[Opening THE RECORDS section]
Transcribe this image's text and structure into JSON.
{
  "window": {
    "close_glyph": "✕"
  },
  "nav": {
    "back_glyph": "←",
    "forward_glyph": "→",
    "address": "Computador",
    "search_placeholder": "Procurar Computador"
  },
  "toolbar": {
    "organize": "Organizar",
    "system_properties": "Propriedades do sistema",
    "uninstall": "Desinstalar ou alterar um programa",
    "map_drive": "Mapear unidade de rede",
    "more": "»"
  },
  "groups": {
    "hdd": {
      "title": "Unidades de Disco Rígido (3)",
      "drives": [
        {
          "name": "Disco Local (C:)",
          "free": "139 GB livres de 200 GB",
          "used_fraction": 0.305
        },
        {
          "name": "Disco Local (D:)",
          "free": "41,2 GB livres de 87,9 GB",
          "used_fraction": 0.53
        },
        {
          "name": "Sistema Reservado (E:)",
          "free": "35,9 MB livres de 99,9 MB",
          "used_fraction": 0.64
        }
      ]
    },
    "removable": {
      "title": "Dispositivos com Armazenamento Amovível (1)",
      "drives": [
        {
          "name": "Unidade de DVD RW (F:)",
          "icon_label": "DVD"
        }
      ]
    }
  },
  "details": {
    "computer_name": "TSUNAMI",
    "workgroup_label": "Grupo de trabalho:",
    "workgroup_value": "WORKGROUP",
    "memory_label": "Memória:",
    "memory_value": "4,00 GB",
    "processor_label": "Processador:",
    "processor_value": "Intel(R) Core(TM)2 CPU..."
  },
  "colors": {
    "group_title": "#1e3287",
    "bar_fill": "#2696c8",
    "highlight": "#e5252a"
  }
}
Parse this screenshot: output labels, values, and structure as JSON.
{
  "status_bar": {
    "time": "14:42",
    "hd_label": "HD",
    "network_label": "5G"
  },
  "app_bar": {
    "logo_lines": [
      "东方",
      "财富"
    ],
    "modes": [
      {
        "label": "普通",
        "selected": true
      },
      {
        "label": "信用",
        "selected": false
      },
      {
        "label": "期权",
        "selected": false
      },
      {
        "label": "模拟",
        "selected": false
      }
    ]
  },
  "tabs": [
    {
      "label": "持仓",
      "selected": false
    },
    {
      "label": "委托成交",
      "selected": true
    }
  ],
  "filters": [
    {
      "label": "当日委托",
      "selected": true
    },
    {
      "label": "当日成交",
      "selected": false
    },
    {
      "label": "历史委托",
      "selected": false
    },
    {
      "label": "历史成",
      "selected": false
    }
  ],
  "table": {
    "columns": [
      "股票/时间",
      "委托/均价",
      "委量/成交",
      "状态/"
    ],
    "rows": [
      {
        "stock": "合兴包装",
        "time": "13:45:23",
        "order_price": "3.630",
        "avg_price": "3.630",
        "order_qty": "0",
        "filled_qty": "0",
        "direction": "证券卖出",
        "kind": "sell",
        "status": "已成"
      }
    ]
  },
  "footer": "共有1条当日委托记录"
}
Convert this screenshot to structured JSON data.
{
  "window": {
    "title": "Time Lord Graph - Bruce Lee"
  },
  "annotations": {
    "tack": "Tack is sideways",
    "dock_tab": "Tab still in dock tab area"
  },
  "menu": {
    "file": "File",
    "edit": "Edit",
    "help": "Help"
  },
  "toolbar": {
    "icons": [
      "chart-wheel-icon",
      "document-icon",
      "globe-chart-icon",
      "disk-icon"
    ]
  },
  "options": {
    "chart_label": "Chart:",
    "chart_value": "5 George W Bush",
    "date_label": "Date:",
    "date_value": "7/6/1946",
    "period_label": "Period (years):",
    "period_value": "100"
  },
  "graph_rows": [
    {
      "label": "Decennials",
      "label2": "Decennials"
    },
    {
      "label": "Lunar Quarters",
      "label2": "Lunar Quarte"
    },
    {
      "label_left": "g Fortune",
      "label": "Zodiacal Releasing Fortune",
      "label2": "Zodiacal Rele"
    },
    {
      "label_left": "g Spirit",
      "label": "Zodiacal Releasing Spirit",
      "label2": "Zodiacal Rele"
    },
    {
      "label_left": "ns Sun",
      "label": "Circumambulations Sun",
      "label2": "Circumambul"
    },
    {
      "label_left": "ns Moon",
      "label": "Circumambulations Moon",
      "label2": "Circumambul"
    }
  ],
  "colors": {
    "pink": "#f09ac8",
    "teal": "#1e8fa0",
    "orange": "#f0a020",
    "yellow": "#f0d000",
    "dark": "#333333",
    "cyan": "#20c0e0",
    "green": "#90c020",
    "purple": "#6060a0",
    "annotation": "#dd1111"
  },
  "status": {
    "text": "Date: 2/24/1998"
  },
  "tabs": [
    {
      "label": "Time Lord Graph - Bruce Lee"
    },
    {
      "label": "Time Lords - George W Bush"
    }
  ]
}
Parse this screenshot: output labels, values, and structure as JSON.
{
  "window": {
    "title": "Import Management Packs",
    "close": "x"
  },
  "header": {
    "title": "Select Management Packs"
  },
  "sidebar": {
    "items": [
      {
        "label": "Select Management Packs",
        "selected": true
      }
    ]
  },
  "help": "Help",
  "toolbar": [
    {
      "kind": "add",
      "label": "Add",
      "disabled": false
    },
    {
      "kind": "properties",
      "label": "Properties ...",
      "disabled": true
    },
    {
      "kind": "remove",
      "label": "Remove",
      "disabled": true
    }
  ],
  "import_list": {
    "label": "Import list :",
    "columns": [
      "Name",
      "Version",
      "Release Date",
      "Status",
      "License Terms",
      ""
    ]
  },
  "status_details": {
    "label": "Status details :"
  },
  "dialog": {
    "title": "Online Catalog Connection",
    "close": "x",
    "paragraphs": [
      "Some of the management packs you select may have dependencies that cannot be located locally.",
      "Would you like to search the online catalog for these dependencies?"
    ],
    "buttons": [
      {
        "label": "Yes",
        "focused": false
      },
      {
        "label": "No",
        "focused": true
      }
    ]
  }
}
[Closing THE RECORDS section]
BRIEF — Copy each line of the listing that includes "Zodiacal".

OUTPUT FOR THIS TASK —
      "label": "Zodiacal Releasing Fortune",
      "label2": "Zodiacal Rele"
      "label": "Zodiacal Releasing Spirit",
      "label2": "Zodiacal Rele"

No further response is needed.